We provide safe spaces, psychosocial support, counselling, primary healthcare and other services to ensure that people can receive care and manage treatment for themselves and their families, from the earliest stages of a mental health crisis through recovery.

In 2021, IRC teams supported more than 123,000 consultations, serving over 100,000 clients at the primary healthcare level and almost 200,000 individuals through mental health and psychosocial support community activities.

The IRC is integrating innovative strategies and new partnerships to improve our ability to meet the mental health needs of communities impacted by crises.

Leveraging artificial intelligence to support mental health

The IRC is piloting the InforMH programme in Jordan to bridge a mental health treatment gap in the country and support the mental healthcare of people affected by crisis. This programme uses artificial intelligence (AI) to assess the mental health needs of users and subsequently recommends tailored services that help users address mental health challenges. Instead of offering a direct service, InforMH connects users with existing and locally available resources, thereby improving the effectiveness of local healthcare systems.

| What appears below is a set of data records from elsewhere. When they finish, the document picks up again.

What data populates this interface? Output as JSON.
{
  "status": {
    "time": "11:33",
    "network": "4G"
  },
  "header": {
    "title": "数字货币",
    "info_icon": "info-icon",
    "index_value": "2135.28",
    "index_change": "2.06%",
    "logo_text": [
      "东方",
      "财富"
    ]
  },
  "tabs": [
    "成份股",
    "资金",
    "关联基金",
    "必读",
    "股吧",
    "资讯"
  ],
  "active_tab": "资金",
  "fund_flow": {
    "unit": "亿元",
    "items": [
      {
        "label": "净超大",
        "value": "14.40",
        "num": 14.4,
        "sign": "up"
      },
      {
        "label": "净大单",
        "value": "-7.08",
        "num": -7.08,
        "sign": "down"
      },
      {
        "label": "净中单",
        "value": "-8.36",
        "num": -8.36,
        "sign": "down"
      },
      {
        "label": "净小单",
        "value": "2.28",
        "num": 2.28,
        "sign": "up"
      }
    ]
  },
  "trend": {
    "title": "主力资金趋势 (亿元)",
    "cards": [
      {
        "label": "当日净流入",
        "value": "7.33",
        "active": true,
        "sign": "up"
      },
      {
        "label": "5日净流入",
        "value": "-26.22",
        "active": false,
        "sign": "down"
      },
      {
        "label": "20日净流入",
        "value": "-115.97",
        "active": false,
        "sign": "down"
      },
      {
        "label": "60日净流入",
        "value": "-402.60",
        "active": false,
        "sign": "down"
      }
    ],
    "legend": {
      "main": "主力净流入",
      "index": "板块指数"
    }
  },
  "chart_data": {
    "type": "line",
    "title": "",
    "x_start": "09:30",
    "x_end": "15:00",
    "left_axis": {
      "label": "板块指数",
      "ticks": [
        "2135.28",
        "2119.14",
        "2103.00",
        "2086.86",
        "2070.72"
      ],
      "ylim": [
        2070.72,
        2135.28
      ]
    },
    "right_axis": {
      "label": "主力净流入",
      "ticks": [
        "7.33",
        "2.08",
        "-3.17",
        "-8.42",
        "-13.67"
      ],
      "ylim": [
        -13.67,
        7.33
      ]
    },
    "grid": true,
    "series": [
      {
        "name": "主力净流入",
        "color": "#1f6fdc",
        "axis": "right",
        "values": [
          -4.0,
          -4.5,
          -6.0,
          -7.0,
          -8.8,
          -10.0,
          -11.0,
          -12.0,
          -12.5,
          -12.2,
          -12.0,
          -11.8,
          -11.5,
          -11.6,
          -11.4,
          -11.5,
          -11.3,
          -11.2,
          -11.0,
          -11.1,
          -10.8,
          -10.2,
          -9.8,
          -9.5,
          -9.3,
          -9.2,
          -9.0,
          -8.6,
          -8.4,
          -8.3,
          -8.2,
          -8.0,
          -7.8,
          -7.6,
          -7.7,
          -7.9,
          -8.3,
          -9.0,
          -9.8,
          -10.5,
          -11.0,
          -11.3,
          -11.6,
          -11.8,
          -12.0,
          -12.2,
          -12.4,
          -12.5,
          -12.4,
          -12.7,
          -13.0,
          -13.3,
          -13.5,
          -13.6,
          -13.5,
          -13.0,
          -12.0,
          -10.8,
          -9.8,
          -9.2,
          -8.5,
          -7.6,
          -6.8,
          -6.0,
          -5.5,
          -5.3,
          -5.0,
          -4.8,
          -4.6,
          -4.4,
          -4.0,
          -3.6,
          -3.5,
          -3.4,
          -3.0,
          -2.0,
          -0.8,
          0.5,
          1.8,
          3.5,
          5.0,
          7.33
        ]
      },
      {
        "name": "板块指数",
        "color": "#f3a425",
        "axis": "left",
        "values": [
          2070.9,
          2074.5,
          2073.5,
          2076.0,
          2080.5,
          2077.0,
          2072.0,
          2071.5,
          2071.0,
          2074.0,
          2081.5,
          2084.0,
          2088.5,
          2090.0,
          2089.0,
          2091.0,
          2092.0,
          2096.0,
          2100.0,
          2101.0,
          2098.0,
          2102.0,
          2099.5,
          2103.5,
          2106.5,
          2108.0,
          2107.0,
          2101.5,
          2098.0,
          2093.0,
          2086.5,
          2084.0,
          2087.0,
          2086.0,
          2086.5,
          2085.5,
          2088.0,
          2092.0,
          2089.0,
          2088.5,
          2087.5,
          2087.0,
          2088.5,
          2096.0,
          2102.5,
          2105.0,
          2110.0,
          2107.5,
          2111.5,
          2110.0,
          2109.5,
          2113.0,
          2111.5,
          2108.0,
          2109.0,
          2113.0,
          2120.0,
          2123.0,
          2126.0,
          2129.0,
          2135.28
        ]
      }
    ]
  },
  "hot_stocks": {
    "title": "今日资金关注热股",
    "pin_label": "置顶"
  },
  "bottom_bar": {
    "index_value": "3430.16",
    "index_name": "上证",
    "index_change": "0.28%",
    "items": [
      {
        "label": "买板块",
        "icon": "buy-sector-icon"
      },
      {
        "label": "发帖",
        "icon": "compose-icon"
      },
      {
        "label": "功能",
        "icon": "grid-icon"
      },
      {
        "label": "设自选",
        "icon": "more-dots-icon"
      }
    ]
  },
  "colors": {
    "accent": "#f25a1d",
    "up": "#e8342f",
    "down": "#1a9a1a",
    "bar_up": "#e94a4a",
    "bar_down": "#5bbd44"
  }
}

InforMH recommends services like formal support from trained mental health professionals, informal support from engaged community support groups, and self-care tactics that can help users manage their mental health challenges more independently. The InforMH program uses WhatsApp messaging to regularly follow up with users, providing personalised suggestions and easy accessibility.

InforMH plans to scale up its services with a goal of reaching 1.65 million users across Jordan.

Mustafa sews a red piece of clothing.
In addition to attending the IRC’s mental health and psychosocial support sessions, Mustafa is learning to become a tailor so that she can help support her family.
Photo: IhsanRD for the IRC

A partnership to fund critical mental health care

The IRC partnered with Pinterest to establish the Catalyzing Resilience in Emergencies (CaRE) Fund to address the mental health needs of people in crisis This Fund will expand mental healthcare for communities affected by crisis, gather important evidence and advocate for systemic changes that improve access to mental health care. 

“The IRC understands that mental health is essential to the wellbeing of the communities we serve and our team members around the world,” Mesfin Teklu Tessema, Senior Technical Director of Health at the IRC. “We are grateful for Pinterest’s commitment and partnership as we strive to both raise awareness about the importance of mental health and to deliver impactful, evidence-based programmes to support the mental health and wellbeing of our communities.”

Meet Mustafa: A Syrian mother who benefitted from mental health care

Mustafa was displaced from her home in northwest Syria after an airstrike killed one of her sons while he was at work. Mustafa and her family moved to another village where they lived for one year before they were forced to move once more as bombings grew near.

Now, Mustafa and her children live in a refugee camp in western Syria. This is where she began participating in MHPSS services provided by the IRC.

“I’ve experienced so many events that impact mental health and lead to depression,” says Mustafa. “I came to the centre and attended support sessions.”

With over 110 million people displaced around the world, the need for mental health services is higher than ever. To other displaced people around the world, Mustafa says, 

“Life deserves that one lives to the fullest and to keep learning and not stop at a certain point.”

Mustafa, who was displaced from her home Idlib, Syria, poses for a photo outside of a building.
“Coming to the [IRC] center helped me learn new things and opened my eyes to the world around me,” says Mustafa.
Photo: IhsanRD for the IRC

How can I support mental health needs around the world?

In 2022, IRC teams supported more than 120,000 consultations, serving over 70,000 clients at the primary healthcare level and almost 320,000 individuals through community activities.

We recognise the importance of helping people in crisis overcome barriers to treating mental health.